Locate the word "expiry" in the material, then show every line that holds it.

MATERIAL PROVIDED START

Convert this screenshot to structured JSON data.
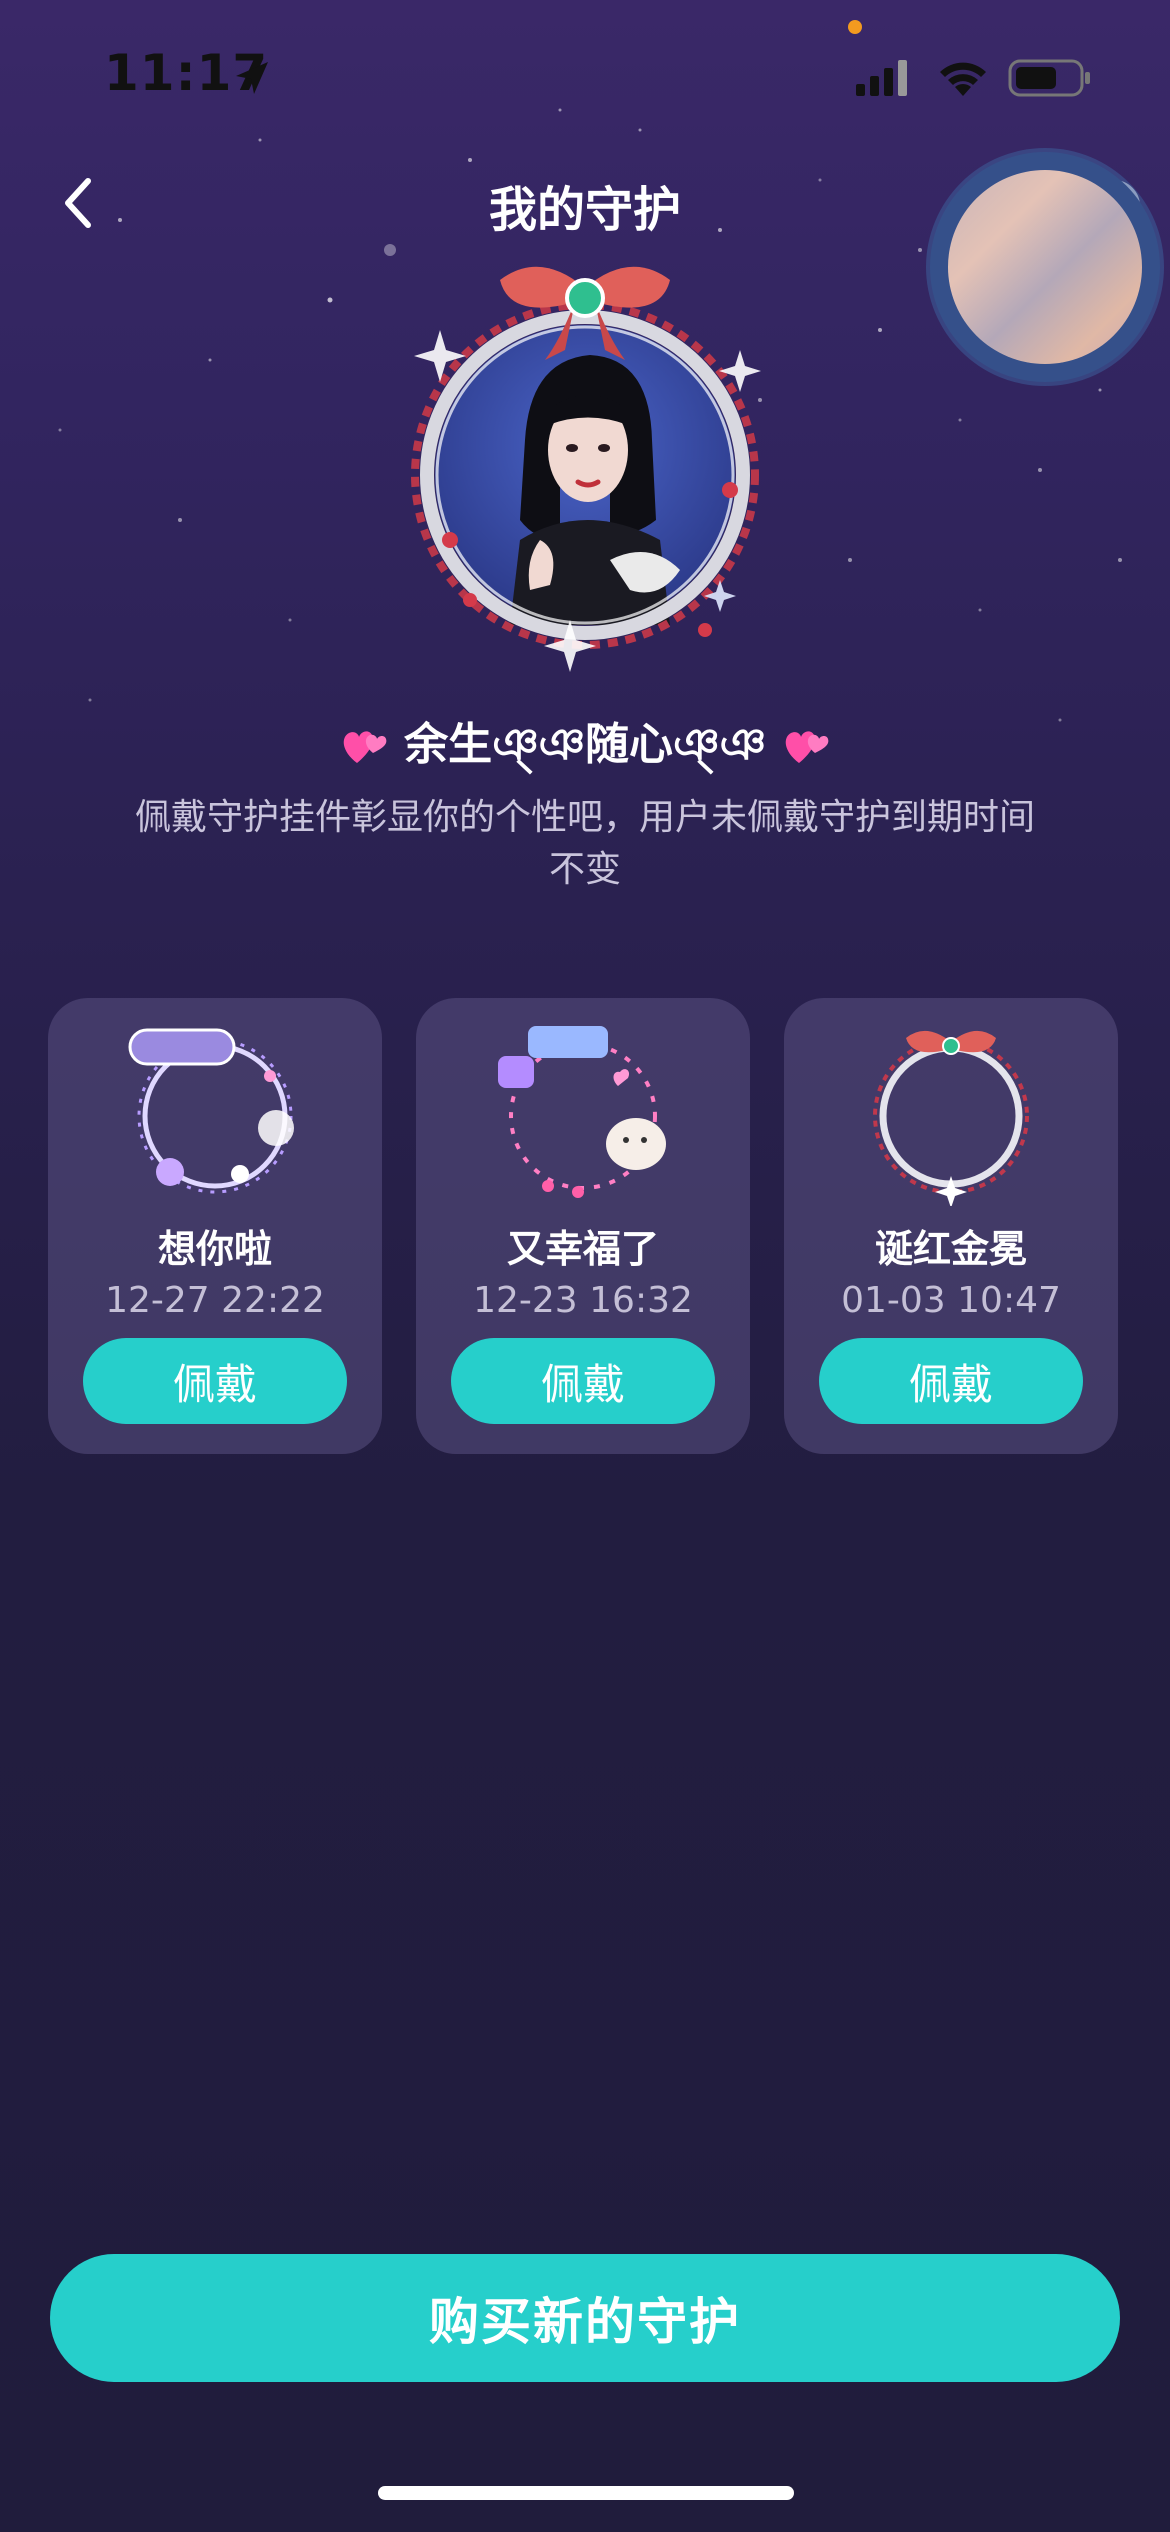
{
  "status_bar": {
    "time": "11:17",
    "icons": [
      "location-arrow-icon",
      "cellular-signal-icon",
      "wifi-icon",
      "battery-icon"
    ]
  },
  "header": {
    "title": "我的守护",
    "back_icon": "chevron-left-icon",
    "help_icon": "question-icon"
  },
  "profile": {
    "nickname": "余生ঞ্ঞ随心ঞ্ঞ",
    "description": "佩戴守护挂件彰显你的个性吧，用户未佩戴守护到期时间不变"
  },
  "guards": [
    {
      "name": "想你啦",
      "expiry": "12-27 22:22",
      "action": "佩戴"
    },
    {
      "name": "又幸福了",
      "expiry": "12-23 16:32",
      "action": "佩戴"
    },
    {
      "name": "诞红金冕",
      "expiry": "01-03 10:47",
      "action": "佩戴"
    }
  ],
  "buy_button": "购买新的守护",
  "colors": {
    "accent": "#26cfcb",
    "background_top": "#3a2868",
    "background_bottom": "#201c3c",
    "card": "#4a4268"
  }
}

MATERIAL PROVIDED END

> [SOLUTION FOR THIS EXERCISE]
      "expiry": "12-27 22:22",
      "expiry": "12-23 16:32",
      "expiry": "01-03 10:47",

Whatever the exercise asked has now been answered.